▸ Prompt:
Report how many lines in the records that follow have the word "your" in them, giving the number and nothing more.

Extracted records
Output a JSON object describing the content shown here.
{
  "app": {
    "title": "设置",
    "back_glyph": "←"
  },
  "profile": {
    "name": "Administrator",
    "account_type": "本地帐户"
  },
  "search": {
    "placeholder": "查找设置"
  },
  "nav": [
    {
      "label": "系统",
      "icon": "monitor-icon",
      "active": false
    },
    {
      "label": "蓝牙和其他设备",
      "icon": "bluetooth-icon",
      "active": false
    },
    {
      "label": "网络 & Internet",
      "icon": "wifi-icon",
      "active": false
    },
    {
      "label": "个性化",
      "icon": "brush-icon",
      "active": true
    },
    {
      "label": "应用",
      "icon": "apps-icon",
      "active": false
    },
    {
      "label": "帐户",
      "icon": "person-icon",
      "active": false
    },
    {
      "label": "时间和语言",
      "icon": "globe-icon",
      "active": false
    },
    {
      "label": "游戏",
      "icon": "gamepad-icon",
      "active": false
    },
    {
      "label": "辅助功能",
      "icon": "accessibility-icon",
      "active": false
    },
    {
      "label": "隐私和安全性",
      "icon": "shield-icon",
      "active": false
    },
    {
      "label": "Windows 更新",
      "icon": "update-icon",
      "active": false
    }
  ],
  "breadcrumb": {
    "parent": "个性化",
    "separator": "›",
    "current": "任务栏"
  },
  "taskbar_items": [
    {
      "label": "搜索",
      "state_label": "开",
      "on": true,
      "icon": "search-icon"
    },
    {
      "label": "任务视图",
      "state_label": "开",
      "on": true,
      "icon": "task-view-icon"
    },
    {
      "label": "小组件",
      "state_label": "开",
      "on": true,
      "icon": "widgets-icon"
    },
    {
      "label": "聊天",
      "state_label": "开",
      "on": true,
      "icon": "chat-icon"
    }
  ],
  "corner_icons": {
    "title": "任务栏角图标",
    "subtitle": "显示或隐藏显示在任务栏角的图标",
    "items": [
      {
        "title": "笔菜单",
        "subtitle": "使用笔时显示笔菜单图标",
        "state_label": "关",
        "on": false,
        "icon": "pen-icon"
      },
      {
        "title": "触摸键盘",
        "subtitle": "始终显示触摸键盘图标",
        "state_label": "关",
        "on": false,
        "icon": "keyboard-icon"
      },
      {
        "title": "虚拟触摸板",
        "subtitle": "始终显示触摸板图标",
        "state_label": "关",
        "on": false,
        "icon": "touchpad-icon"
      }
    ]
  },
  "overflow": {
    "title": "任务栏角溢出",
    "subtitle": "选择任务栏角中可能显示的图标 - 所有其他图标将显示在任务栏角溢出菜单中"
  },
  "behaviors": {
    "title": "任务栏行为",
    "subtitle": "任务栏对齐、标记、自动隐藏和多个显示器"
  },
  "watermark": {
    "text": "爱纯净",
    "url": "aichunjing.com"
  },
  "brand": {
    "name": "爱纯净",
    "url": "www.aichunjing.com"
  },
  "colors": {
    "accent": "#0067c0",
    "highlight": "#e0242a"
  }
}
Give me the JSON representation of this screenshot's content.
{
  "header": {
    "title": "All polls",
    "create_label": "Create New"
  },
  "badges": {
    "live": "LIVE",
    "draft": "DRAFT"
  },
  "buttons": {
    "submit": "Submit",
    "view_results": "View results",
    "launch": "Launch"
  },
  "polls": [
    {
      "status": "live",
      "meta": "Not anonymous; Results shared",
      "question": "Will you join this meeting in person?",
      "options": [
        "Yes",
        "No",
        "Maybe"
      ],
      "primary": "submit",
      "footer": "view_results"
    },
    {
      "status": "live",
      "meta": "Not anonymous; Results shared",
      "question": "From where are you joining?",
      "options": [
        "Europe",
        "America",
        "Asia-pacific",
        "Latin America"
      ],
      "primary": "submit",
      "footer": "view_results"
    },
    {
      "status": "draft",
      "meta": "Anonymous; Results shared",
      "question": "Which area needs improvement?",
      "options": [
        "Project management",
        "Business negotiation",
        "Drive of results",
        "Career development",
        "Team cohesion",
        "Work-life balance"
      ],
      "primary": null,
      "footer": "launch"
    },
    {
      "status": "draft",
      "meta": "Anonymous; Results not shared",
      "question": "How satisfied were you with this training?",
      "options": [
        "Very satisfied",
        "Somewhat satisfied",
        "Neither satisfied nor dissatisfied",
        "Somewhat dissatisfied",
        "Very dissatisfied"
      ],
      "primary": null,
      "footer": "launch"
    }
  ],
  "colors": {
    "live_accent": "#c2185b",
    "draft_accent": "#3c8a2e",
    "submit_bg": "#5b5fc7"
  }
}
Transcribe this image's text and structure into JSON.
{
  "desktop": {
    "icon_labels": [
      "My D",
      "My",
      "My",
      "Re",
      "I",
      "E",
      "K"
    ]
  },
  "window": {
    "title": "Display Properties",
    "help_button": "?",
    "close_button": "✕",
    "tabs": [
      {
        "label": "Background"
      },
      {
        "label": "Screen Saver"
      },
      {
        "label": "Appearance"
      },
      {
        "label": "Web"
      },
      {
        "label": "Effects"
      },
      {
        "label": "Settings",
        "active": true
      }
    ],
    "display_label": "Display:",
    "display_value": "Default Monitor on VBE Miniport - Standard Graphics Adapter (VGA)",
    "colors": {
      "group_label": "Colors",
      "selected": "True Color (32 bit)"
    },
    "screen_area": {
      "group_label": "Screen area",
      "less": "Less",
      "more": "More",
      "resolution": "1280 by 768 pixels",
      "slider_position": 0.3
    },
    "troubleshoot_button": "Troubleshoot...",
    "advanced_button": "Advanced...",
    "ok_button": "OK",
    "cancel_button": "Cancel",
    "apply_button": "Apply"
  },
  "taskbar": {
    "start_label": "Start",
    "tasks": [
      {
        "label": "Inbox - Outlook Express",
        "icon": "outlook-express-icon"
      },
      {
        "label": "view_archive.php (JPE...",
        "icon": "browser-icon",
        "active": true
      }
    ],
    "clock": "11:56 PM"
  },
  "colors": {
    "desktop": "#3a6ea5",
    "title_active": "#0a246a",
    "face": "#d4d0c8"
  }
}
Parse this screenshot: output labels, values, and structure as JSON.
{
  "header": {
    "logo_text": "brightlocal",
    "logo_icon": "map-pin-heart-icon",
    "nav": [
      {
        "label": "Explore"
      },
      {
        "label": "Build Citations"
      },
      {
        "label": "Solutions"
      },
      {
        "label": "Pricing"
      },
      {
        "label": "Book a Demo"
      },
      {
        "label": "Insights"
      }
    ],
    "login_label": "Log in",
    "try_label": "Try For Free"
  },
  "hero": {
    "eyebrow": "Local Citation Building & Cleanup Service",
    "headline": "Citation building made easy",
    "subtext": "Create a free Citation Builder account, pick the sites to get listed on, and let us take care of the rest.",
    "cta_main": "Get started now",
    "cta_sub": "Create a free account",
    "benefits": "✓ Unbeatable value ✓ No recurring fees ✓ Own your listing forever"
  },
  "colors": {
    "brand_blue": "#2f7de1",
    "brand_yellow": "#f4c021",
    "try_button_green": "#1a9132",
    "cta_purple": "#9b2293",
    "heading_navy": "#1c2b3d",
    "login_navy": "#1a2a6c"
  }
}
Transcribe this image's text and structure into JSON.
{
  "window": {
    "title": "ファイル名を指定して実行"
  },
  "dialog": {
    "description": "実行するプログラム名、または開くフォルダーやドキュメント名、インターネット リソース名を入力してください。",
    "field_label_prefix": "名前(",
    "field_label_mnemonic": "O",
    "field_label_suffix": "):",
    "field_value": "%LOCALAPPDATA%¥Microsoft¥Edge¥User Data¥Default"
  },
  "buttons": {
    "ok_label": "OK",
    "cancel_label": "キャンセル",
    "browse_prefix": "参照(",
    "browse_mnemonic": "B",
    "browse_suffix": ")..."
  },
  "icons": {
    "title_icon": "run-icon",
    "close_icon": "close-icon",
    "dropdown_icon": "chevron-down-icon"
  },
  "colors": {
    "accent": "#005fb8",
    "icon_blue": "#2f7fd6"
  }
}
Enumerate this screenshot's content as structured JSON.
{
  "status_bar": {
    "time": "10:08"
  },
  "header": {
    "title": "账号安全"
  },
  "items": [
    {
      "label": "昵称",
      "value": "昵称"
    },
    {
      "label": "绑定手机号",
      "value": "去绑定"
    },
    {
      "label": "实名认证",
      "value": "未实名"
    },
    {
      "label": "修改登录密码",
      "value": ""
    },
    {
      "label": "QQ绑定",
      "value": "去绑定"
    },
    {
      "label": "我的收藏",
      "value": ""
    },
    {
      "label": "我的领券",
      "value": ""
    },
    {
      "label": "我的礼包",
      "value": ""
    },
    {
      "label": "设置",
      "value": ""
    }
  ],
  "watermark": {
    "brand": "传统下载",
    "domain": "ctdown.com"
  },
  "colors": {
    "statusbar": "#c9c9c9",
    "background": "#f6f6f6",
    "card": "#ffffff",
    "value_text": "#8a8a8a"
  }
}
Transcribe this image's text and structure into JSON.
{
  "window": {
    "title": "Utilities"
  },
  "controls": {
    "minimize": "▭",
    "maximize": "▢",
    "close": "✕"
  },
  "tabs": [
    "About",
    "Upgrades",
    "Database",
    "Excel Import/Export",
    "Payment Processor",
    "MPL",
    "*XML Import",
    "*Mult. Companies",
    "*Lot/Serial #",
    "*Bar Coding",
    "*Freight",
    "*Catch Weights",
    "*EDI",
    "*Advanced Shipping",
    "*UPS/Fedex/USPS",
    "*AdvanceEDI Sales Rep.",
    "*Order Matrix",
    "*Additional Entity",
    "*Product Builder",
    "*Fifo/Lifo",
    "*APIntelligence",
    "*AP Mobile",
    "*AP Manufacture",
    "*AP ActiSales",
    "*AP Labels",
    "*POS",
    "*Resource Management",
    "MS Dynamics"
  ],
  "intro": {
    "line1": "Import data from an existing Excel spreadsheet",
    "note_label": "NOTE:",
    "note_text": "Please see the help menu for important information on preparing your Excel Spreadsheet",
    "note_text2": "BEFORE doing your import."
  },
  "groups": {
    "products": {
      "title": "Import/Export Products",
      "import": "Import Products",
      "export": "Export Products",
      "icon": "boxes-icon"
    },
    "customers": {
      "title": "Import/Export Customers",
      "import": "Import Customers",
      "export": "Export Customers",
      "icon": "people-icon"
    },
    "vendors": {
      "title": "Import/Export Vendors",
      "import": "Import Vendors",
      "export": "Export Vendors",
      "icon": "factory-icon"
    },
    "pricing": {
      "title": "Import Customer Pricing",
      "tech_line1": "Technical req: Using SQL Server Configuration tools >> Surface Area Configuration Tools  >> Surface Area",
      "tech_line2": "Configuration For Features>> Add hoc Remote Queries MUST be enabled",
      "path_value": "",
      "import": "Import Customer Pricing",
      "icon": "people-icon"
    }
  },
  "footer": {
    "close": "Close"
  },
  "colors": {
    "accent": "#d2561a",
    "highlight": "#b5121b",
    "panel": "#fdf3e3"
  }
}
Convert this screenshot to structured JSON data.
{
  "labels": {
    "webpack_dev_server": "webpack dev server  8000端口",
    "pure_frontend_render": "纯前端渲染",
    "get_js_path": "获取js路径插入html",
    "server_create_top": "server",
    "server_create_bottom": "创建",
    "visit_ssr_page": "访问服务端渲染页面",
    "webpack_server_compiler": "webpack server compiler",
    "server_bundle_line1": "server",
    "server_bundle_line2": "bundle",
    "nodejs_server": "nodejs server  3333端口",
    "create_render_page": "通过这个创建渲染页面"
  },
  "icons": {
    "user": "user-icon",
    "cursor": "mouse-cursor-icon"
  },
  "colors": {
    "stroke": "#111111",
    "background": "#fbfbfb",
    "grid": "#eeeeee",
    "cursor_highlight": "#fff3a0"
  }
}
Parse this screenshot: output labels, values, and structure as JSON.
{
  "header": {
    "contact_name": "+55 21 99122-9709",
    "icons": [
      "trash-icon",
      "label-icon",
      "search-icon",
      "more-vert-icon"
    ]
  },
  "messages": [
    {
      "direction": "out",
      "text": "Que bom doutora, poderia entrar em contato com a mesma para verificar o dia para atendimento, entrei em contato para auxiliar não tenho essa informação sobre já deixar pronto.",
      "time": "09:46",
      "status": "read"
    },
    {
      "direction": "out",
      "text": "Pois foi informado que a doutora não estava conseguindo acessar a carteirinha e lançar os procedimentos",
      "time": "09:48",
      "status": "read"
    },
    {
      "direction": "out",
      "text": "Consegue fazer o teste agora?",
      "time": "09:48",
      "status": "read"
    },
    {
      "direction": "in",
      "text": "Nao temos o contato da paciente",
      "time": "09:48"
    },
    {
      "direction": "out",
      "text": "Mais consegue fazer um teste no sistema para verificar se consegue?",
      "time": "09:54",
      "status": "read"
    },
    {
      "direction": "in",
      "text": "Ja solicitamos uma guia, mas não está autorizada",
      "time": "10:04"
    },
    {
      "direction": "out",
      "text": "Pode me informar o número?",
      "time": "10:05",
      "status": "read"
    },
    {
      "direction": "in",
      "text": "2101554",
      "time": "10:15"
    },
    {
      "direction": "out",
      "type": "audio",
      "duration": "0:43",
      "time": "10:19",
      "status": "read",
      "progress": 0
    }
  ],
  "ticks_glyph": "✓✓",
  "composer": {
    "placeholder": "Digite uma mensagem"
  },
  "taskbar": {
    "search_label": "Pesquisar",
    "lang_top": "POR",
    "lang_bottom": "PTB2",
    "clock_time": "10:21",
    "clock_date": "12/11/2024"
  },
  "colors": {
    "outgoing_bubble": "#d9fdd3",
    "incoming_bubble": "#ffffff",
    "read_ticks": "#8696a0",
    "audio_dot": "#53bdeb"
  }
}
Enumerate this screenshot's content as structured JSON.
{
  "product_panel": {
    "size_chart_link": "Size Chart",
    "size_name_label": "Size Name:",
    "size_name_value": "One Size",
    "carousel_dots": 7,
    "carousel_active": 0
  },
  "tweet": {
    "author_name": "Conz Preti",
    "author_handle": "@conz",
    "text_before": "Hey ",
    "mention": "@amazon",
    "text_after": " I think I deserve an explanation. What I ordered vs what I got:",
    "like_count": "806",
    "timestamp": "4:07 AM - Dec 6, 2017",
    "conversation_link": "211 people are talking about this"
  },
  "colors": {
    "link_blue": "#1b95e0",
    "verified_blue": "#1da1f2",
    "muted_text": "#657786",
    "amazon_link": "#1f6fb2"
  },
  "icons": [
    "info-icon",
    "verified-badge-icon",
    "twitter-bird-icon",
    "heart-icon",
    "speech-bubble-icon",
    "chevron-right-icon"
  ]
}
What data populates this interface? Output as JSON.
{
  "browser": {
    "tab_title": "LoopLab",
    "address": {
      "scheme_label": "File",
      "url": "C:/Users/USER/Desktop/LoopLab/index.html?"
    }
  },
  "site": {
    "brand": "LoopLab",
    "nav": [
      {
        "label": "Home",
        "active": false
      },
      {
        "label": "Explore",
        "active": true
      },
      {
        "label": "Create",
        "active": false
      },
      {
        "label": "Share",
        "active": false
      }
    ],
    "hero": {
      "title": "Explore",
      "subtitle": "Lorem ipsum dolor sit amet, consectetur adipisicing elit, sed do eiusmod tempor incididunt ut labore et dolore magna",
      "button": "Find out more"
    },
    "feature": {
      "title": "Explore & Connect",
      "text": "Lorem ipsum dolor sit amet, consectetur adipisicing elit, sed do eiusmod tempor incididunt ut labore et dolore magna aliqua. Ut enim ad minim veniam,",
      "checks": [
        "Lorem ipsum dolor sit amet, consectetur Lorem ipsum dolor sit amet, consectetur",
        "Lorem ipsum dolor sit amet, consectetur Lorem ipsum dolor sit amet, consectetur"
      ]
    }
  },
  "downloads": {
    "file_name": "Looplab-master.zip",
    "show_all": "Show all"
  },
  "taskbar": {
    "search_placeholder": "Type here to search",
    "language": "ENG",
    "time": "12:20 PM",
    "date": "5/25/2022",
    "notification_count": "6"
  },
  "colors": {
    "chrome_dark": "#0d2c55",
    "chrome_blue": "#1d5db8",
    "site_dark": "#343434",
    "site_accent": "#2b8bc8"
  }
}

▸ Task response:
3